> _Raw data_

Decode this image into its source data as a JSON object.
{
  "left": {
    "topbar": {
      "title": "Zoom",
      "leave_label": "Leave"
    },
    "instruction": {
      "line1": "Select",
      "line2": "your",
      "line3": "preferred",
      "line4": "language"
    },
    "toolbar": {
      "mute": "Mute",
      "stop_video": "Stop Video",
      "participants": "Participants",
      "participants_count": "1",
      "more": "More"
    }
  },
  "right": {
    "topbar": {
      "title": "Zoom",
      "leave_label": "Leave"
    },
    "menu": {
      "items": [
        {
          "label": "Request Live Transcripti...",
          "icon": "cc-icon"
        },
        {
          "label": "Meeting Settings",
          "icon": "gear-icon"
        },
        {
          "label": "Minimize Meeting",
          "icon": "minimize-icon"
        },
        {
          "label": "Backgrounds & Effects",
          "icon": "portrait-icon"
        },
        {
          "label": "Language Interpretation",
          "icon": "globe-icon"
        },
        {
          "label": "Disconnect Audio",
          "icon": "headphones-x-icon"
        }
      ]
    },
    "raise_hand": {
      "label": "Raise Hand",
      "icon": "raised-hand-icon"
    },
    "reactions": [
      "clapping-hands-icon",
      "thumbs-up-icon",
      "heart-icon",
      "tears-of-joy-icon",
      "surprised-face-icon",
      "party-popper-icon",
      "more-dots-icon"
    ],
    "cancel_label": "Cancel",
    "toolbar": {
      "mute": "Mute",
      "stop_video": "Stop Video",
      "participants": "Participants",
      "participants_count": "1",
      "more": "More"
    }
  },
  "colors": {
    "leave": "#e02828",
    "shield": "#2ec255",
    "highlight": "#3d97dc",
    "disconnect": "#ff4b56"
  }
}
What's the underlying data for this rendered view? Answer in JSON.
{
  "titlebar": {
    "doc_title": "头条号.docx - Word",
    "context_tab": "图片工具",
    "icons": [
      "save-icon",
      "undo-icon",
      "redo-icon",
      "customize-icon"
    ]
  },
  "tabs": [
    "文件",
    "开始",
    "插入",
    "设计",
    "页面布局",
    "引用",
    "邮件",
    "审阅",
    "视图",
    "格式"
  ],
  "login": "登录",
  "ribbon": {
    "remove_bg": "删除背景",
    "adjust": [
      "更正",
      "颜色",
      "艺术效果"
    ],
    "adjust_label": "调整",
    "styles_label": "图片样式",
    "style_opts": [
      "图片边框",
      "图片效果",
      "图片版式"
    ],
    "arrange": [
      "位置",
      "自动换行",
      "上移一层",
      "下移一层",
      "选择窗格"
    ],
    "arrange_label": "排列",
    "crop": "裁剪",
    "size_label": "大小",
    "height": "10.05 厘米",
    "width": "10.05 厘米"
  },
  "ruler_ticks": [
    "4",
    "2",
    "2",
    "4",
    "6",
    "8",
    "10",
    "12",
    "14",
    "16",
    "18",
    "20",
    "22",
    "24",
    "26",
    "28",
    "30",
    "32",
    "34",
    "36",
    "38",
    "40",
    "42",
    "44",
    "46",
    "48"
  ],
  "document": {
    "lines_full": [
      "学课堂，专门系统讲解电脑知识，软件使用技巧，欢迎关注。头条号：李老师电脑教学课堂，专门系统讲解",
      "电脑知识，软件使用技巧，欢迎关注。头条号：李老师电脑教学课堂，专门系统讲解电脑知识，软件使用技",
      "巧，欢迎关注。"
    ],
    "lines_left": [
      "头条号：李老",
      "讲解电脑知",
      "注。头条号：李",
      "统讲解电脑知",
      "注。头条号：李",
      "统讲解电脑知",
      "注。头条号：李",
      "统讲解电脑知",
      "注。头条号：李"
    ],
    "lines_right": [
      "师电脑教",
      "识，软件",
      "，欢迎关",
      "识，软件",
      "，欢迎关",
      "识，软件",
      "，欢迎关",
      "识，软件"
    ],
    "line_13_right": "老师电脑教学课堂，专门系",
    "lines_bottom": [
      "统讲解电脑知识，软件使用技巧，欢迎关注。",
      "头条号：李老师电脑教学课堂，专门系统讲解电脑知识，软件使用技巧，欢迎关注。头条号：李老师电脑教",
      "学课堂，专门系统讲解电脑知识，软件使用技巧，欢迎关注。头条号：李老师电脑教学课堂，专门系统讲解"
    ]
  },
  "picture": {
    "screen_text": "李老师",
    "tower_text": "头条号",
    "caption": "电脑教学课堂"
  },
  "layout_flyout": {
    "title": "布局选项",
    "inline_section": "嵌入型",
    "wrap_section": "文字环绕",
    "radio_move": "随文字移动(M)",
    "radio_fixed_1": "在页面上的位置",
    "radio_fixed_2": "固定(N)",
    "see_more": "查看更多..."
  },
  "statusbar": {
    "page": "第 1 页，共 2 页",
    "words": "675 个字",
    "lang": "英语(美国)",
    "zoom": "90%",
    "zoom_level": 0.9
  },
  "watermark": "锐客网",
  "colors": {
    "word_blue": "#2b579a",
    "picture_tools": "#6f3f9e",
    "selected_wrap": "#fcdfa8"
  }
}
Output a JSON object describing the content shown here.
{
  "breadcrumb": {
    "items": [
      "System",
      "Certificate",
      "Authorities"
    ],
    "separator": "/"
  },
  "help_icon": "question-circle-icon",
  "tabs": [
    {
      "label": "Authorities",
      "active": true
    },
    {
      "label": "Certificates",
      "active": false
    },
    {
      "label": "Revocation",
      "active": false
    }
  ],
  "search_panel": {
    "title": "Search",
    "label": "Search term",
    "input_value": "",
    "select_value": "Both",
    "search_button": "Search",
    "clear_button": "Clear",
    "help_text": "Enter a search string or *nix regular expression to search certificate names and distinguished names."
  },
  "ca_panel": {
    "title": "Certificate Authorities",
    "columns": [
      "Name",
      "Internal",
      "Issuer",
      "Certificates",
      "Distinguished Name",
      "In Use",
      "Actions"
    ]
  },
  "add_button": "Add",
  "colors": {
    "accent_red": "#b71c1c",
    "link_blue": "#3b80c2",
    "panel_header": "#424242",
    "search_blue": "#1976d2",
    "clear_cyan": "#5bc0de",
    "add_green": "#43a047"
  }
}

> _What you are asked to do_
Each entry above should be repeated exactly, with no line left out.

> _Reply_
Decode this image into its source data as a JSON object.
{
  "left": {
    "topbar": {
      "title": "Zoom",
      "leave_label": "Leave"
    },
    "instruction": {
      "line1": "Select",
      "line2": "your",
      "line3": "preferred",
      "line4": "language"
    },
    "toolbar": {
      "mute": "Mute",
      "stop_video": "Stop Video",
      "participants": "Participants",
      "participants_count": "1",
      "more": "More"
    }
  },
  "right": {
    "topbar": {
      "title": "Zoom",
      "leave_label": "Leave"
    },
    "menu": {
      "items": [
        {
          "label": "Request Live Transcripti...",
          "icon": "cc-icon"
        },
        {
          "label": "Meeting Settings",
          "icon": "gear-icon"
        },
        {
          "label": "Minimize Meeting",
          "icon": "minimize-icon"
        },
        {
          "label": "Backgrounds & Effects",
          "icon": "portrait-icon"
        },
        {
          "label": "Language Interpretation",
          "icon": "globe-icon"
        },
        {
          "label": "Disconnect Audio",
          "icon": "headphones-x-icon"
        }
      ]
    },
    "raise_hand": {
      "label": "Raise Hand",
      "icon": "raised-hand-icon"
    },
    "reactions": [
      "clapping-hands-icon",
      "thumbs-up-icon",
      "heart-icon",
      "tears-of-joy-icon",
      "surprised-face-icon",
      "party-popper-icon",
      "more-dots-icon"
    ],
    "cancel_label": "Cancel",
    "toolbar": {
      "mute": "Mute",
      "stop_video": "Stop Video",
      "participants": "Participants",
      "participants_count": "1",
      "more": "More"
    }
  },
  "colors": {
    "leave": "#e02828",
    "shield": "#2ec255",
    "highlight": "#3d97dc",
    "disconnect": "#ff4b56"
  }
}
What's the underlying data for this rendered view? Answer in JSON.
{
  "titlebar": {
    "doc_title": "头条号.docx - Word",
    "context_tab": "图片工具",
    "icons": [
      "save-icon",
      "undo-icon",
      "redo-icon",
      "customize-icon"
    ]
  },
  "tabs": [
    "文件",
    "开始",
    "插入",
    "设计",
    "页面布局",
    "引用",
    "邮件",
    "审阅",
    "视图",
    "格式"
  ],
  "login": "登录",
  "ribbon": {
    "remove_bg": "删除背景",
    "adjust": [
      "更正",
      "颜色",
      "艺术效果"
    ],
    "adjust_label": "调整",
    "styles_label": "图片样式",
    "style_opts": [
      "图片边框",
      "图片效果",
      "图片版式"
    ],
    "arrange": [
      "位置",
      "自动换行",
      "上移一层",
      "下移一层",
      "选择窗格"
    ],
    "arrange_label": "排列",
    "crop": "裁剪",
    "size_label": "大小",
    "height": "10.05 厘米",
    "width": "10.05 厘米"
  },
  "ruler_ticks": [
    "4",
    "2",
    "2",
    "4",
    "6",
    "8",
    "10",
    "12",
    "14",
    "16",
    "18",
    "20",
    "22",
    "24",
    "26",
    "28",
    "30",
    "32",
    "34",
    "36",
    "38",
    "40",
    "42",
    "44",
    "46",
    "48"
  ],
  "document": {
    "lines_full": [
      "学课堂，专门系统讲解电脑知识，软件使用技巧，欢迎关注。头条号：李老师电脑教学课堂，专门系统讲解",
      "电脑知识，软件使用技巧，欢迎关注。头条号：李老师电脑教学课堂，专门系统讲解电脑知识，软件使用技",
      "巧，欢迎关注。"
    ],
    "lines_left": [
      "头条号：李老",
      "讲解电脑知",
      "注。头条号：李",
      "统讲解电脑知",
      "注。头条号：李",
      "统讲解电脑知",
      "注。头条号：李",
      "统讲解电脑知",
      "注。头条号：李"
    ],
    "lines_right": [
      "师电脑教",
      "识，软件",
      "，欢迎关",
      "识，软件",
      "，欢迎关",
      "识，软件",
      "，欢迎关",
      "识，软件"
    ],
    "line_13_right": "老师电脑教学课堂，专门系",
    "lines_bottom": [
      "统讲解电脑知识，软件使用技巧，欢迎关注。",
      "头条号：李老师电脑教学课堂，专门系统讲解电脑知识，软件使用技巧，欢迎关注。头条号：李老师电脑教",
      "学课堂，专门系统讲解电脑知识，软件使用技巧，欢迎关注。头条号：李老师电脑教学课堂，专门系统讲解"
    ]
  },
  "picture": {
    "screen_text": "李老师",
    "tower_text": "头条号",
    "caption": "电脑教学课堂"
  },
  "layout_flyout": {
    "title": "布局选项",
    "inline_section": "嵌入型",
    "wrap_section": "文字环绕",
    "radio_move": "随文字移动(M)",
    "radio_fixed_1": "在页面上的位置",
    "radio_fixed_2": "固定(N)",
    "see_more": "查看更多..."
  },
  "statusbar": {
    "page": "第 1 页，共 2 页",
    "words": "675 个字",
    "lang": "英语(美国)",
    "zoom": "90%",
    "zoom_level": 0.9
  },
  "watermark": "锐客网",
  "colors": {
    "word_blue": "#2b579a",
    "picture_tools": "#6f3f9e",
    "selected_wrap": "#fcdfa8"
  }
}
Output a JSON object describing the content shown here.
{
  "breadcrumb": {
    "items": [
      "System",
      "Certificate",
      "Authorities"
    ],
    "separator": "/"
  },
  "help_icon": "question-circle-icon",
  "tabs": [
    {
      "label": "Authorities",
      "active": true
    },
    {
      "label": "Certificates",
      "active": false
    },
    {
      "label": "Revocation",
      "active": false
    }
  ],
  "search_panel": {
    "title": "Search",
    "label": "Search term",
    "input_value": "",
    "select_value": "Both",
    "search_button": "Search",
    "clear_button": "Clear",
    "help_text": "Enter a search string or *nix regular expression to search certificate names and distinguished names."
  },
  "ca_panel": {
    "title": "Certificate Authorities",
    "columns": [
      "Name",
      "Internal",
      "Issuer",
      "Certificates",
      "Distinguished Name",
      "In Use",
      "Actions"
    ]
  },
  "add_button": "Add",
  "colors": {
    "accent_red": "#b71c1c",
    "link_blue": "#3b80c2",
    "panel_header": "#424242",
    "search_blue": "#1976d2",
    "clear_cyan": "#5bc0de",
    "add_green": "#43a047"
  }
}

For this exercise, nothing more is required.